#### Exercise objective:
Below are the records; count how many of their lines carry "oldValue" and give only the number.
==== Provided material
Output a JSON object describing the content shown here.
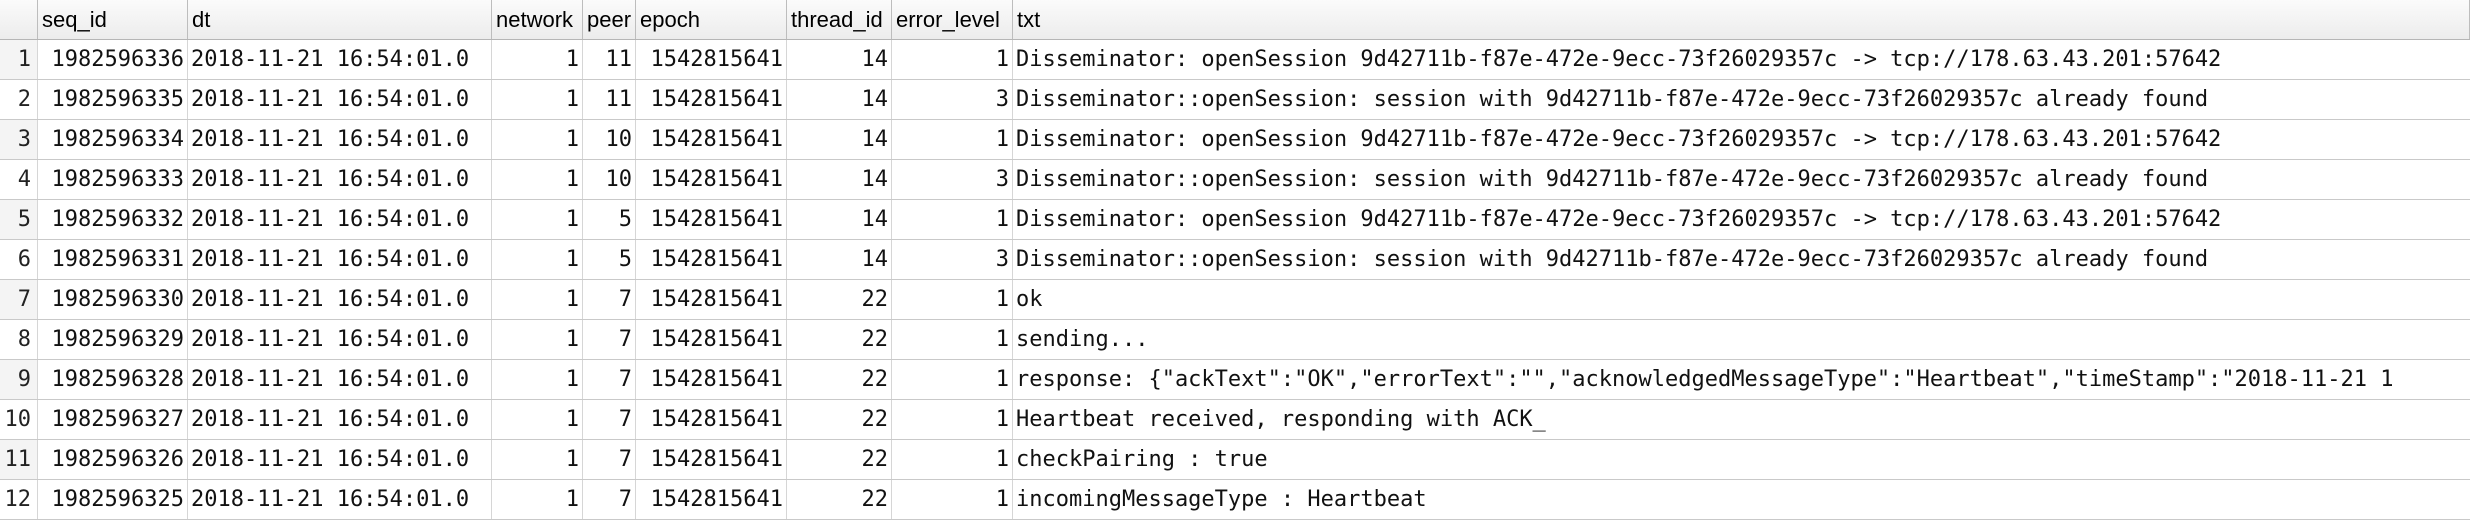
{
  "columns": [
    "seq_id",
    "dt",
    "network",
    "peer",
    "epoch",
    "thread_id",
    "error_level",
    "txt"
  ],
  "rows": [
    {
      "n": "1",
      "seq_id": "1982596336",
      "dt": "2018-11-21 16:54:01.0",
      "network": "1",
      "peer": "11",
      "epoch": "1542815641",
      "thread_id": "14",
      "error_level": "1",
      "txt": "Disseminator: openSession 9d42711b-f87e-472e-9ecc-73f26029357c -> tcp://178.63.43.201:57642"
    },
    {
      "n": "2",
      "seq_id": "1982596335",
      "dt": "2018-11-21 16:54:01.0",
      "network": "1",
      "peer": "11",
      "epoch": "1542815641",
      "thread_id": "14",
      "error_level": "3",
      "txt": "Disseminator::openSession: session with 9d42711b-f87e-472e-9ecc-73f26029357c already found"
    },
    {
      "n": "3",
      "seq_id": "1982596334",
      "dt": "2018-11-21 16:54:01.0",
      "network": "1",
      "peer": "10",
      "epoch": "1542815641",
      "thread_id": "14",
      "error_level": "1",
      "txt": "Disseminator: openSession 9d42711b-f87e-472e-9ecc-73f26029357c -> tcp://178.63.43.201:57642"
    },
    {
      "n": "4",
      "seq_id": "1982596333",
      "dt": "2018-11-21 16:54:01.0",
      "network": "1",
      "peer": "10",
      "epoch": "1542815641",
      "thread_id": "14",
      "error_level": "3",
      "txt": "Disseminator::openSession: session with 9d42711b-f87e-472e-9ecc-73f26029357c already found"
    },
    {
      "n": "5",
      "seq_id": "1982596332",
      "dt": "2018-11-21 16:54:01.0",
      "network": "1",
      "peer": "5",
      "epoch": "1542815641",
      "thread_id": "14",
      "error_level": "1",
      "txt": "Disseminator: openSession 9d42711b-f87e-472e-9ecc-73f26029357c -> tcp://178.63.43.201:57642"
    },
    {
      "n": "6",
      "seq_id": "1982596331",
      "dt": "2018-11-21 16:54:01.0",
      "network": "1",
      "peer": "5",
      "epoch": "1542815641",
      "thread_id": "14",
      "error_level": "3",
      "txt": "Disseminator::openSession: session with 9d42711b-f87e-472e-9ecc-73f26029357c already found"
    },
    {
      "n": "7",
      "seq_id": "1982596330",
      "dt": "2018-11-21 16:54:01.0",
      "network": "1",
      "peer": "7",
      "epoch": "1542815641",
      "thread_id": "22",
      "error_level": "1",
      "txt": "ok"
    },
    {
      "n": "8",
      "seq_id": "1982596329",
      "dt": "2018-11-21 16:54:01.0",
      "network": "1",
      "peer": "7",
      "epoch": "1542815641",
      "thread_id": "22",
      "error_level": "1",
      "txt": "sending..."
    },
    {
      "n": "9",
      "seq_id": "1982596328",
      "dt": "2018-11-21 16:54:01.0",
      "network": "1",
      "peer": "7",
      "epoch": "1542815641",
      "thread_id": "22",
      "error_level": "1",
      "txt": "response: {\"ackText\":\"OK\",\"errorText\":\"\",\"acknowledgedMessageType\":\"Heartbeat\",\"timeStamp\":\"2018-11-21 1"
    },
    {
      "n": "10",
      "seq_id": "1982596327",
      "dt": "2018-11-21 16:54:01.0",
      "network": "1",
      "peer": "7",
      "epoch": "1542815641",
      "thread_id": "22",
      "error_level": "1",
      "txt": "Heartbeat received, responding with ACK_"
    },
    {
      "n": "11",
      "seq_id": "1982596326",
      "dt": "2018-11-21 16:54:01.0",
      "network": "1",
      "peer": "7",
      "epoch": "1542815641",
      "thread_id": "22",
      "error_level": "1",
      "txt": "checkPairing : true"
    },
    {
      "n": "12",
      "seq_id": "1982596325",
      "dt": "2018-11-21 16:54:01.0",
      "network": "1",
      "peer": "7",
      "epoch": "1542815641",
      "thread_id": "22",
      "error_level": "1",
      "txt": "incomingMessageType : Heartbeat"
    }
  ]
}
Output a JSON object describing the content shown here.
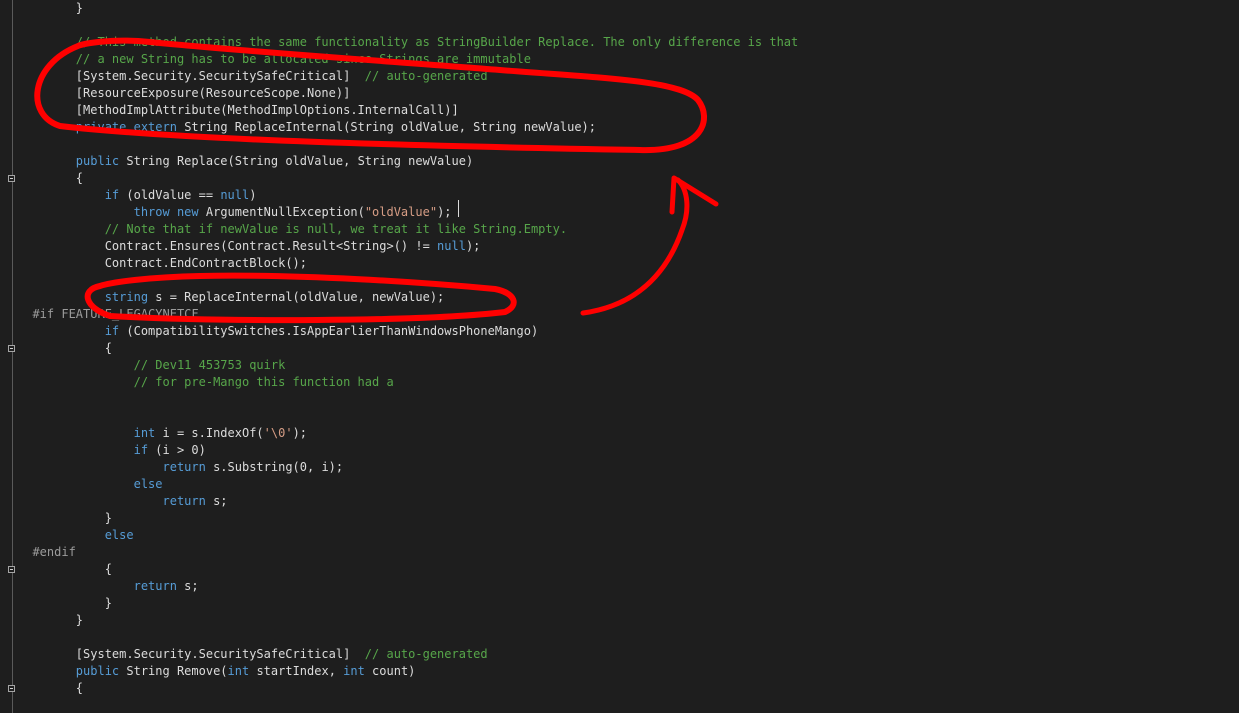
{
  "editor": {
    "lines": [
      {
        "indent": "        ",
        "parts": [
          {
            "t": "}",
            "c": "t"
          }
        ]
      },
      {
        "indent": "",
        "parts": []
      },
      {
        "indent": "        ",
        "parts": [
          {
            "t": "// This method contains the same functionality as StringBuilder Replace. The only difference is that",
            "c": "c"
          }
        ]
      },
      {
        "indent": "        ",
        "parts": [
          {
            "t": "// a new String has to be allocated since Strings are immutable",
            "c": "c"
          }
        ]
      },
      {
        "indent": "        ",
        "parts": [
          {
            "t": "[System.Security.SecuritySafeCritical]",
            "c": "t"
          },
          {
            "t": "  // auto-generated",
            "c": "c"
          }
        ]
      },
      {
        "indent": "        ",
        "parts": [
          {
            "t": "[ResourceExposure(ResourceScope.None)]",
            "c": "t"
          }
        ]
      },
      {
        "indent": "        ",
        "parts": [
          {
            "t": "[MethodImplAttribute(MethodImplOptions.InternalCall)]",
            "c": "t"
          }
        ]
      },
      {
        "indent": "        ",
        "parts": [
          {
            "t": "private",
            "c": "k"
          },
          {
            "t": " ",
            "c": "t"
          },
          {
            "t": "extern",
            "c": "k"
          },
          {
            "t": " String ReplaceInternal(String oldValue, String newValue);",
            "c": "t"
          }
        ]
      },
      {
        "indent": "",
        "parts": []
      },
      {
        "indent": "        ",
        "parts": [
          {
            "t": "public",
            "c": "k"
          },
          {
            "t": " String Replace(String oldValue, String newValue)",
            "c": "t"
          }
        ]
      },
      {
        "indent": "        ",
        "fold": true,
        "parts": [
          {
            "t": "{",
            "c": "t"
          }
        ]
      },
      {
        "indent": "            ",
        "parts": [
          {
            "t": "if",
            "c": "k"
          },
          {
            "t": " (oldValue == ",
            "c": "t"
          },
          {
            "t": "null",
            "c": "k"
          },
          {
            "t": ")",
            "c": "t"
          }
        ]
      },
      {
        "indent": "                ",
        "parts": [
          {
            "t": "throw",
            "c": "k"
          },
          {
            "t": " ",
            "c": "t"
          },
          {
            "t": "new",
            "c": "k"
          },
          {
            "t": " ArgumentNullException(",
            "c": "t"
          },
          {
            "t": "\"oldValue\"",
            "c": "s"
          },
          {
            "t": ");",
            "c": "t"
          }
        ]
      },
      {
        "indent": "            ",
        "parts": [
          {
            "t": "// Note that if newValue is null, we treat it like String.Empty.",
            "c": "c"
          }
        ]
      },
      {
        "indent": "            ",
        "parts": [
          {
            "t": "Contract.Ensures(Contract.Result<String>() != ",
            "c": "t"
          },
          {
            "t": "null",
            "c": "k"
          },
          {
            "t": ");",
            "c": "t"
          }
        ]
      },
      {
        "indent": "            ",
        "parts": [
          {
            "t": "Contract.EndContractBlock();",
            "c": "t"
          }
        ]
      },
      {
        "indent": "",
        "parts": []
      },
      {
        "indent": "            ",
        "parts": [
          {
            "t": "string",
            "c": "k"
          },
          {
            "t": " s = ReplaceInternal(oldValue, newValue);",
            "c": "t"
          }
        ]
      },
      {
        "indent": "  ",
        "parts": [
          {
            "t": "#if FEATURE_LEGACYNETCF",
            "c": "p"
          }
        ]
      },
      {
        "indent": "            ",
        "parts": [
          {
            "t": "if",
            "c": "k"
          },
          {
            "t": " (CompatibilitySwitches.IsAppEarlierThanWindowsPhoneMango)",
            "c": "t"
          }
        ]
      },
      {
        "indent": "            ",
        "fold": true,
        "parts": [
          {
            "t": "{",
            "c": "t"
          }
        ]
      },
      {
        "indent": "                ",
        "parts": [
          {
            "t": "// Dev11 453753 quirk",
            "c": "c"
          }
        ]
      },
      {
        "indent": "                ",
        "parts": [
          {
            "t": "// for pre-Mango this function had a",
            "c": "c"
          }
        ]
      },
      {
        "indent": "",
        "parts": []
      },
      {
        "indent": "",
        "parts": []
      },
      {
        "indent": "                ",
        "parts": [
          {
            "t": "int",
            "c": "k"
          },
          {
            "t": " i = s.IndexOf(",
            "c": "t"
          },
          {
            "t": "'\\0'",
            "c": "s"
          },
          {
            "t": ");",
            "c": "t"
          }
        ]
      },
      {
        "indent": "                ",
        "parts": [
          {
            "t": "if",
            "c": "k"
          },
          {
            "t": " (i > 0)",
            "c": "t"
          }
        ]
      },
      {
        "indent": "                    ",
        "parts": [
          {
            "t": "return",
            "c": "k"
          },
          {
            "t": " s.Substring(0, i);",
            "c": "t"
          }
        ]
      },
      {
        "indent": "                ",
        "parts": [
          {
            "t": "else",
            "c": "k"
          }
        ]
      },
      {
        "indent": "                    ",
        "parts": [
          {
            "t": "return",
            "c": "k"
          },
          {
            "t": " s;",
            "c": "t"
          }
        ]
      },
      {
        "indent": "            ",
        "parts": [
          {
            "t": "}",
            "c": "t"
          }
        ]
      },
      {
        "indent": "            ",
        "parts": [
          {
            "t": "else",
            "c": "k"
          }
        ]
      },
      {
        "indent": "  ",
        "parts": [
          {
            "t": "#endif",
            "c": "p"
          }
        ]
      },
      {
        "indent": "            ",
        "fold": true,
        "parts": [
          {
            "t": "{",
            "c": "t"
          }
        ]
      },
      {
        "indent": "                ",
        "parts": [
          {
            "t": "return",
            "c": "k"
          },
          {
            "t": " s;",
            "c": "t"
          }
        ]
      },
      {
        "indent": "            ",
        "parts": [
          {
            "t": "}",
            "c": "t"
          }
        ]
      },
      {
        "indent": "        ",
        "parts": [
          {
            "t": "}",
            "c": "t"
          }
        ]
      },
      {
        "indent": "",
        "parts": []
      },
      {
        "indent": "        ",
        "parts": [
          {
            "t": "[System.Security.SecuritySafeCritical]",
            "c": "t"
          },
          {
            "t": "  // auto-generated",
            "c": "c"
          }
        ]
      },
      {
        "indent": "        ",
        "parts": [
          {
            "t": "public",
            "c": "k"
          },
          {
            "t": " String Remove(",
            "c": "t"
          },
          {
            "t": "int",
            "c": "k"
          },
          {
            "t": " startIndex, ",
            "c": "t"
          },
          {
            "t": "int",
            "c": "k"
          },
          {
            "t": " count)",
            "c": "t"
          }
        ]
      },
      {
        "indent": "        ",
        "fold": true,
        "parts": [
          {
            "t": "{",
            "c": "t"
          }
        ]
      }
    ]
  },
  "annotation": {
    "color": "#ff0000"
  }
}
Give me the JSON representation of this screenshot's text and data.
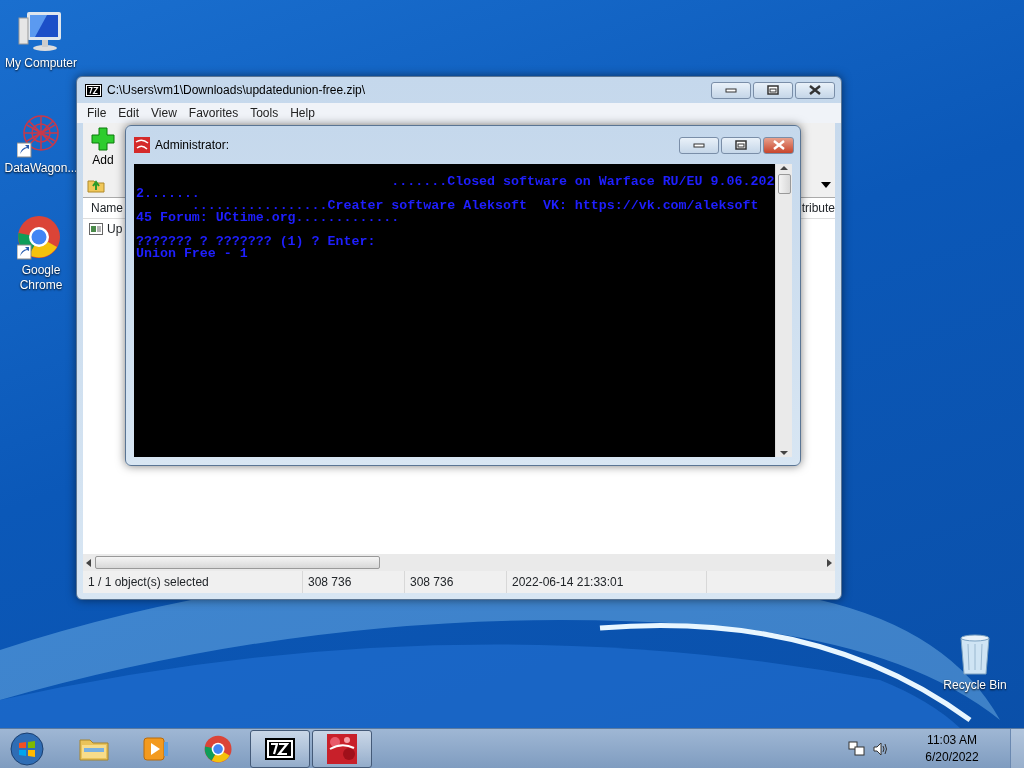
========
#### Reply to the exercise:
5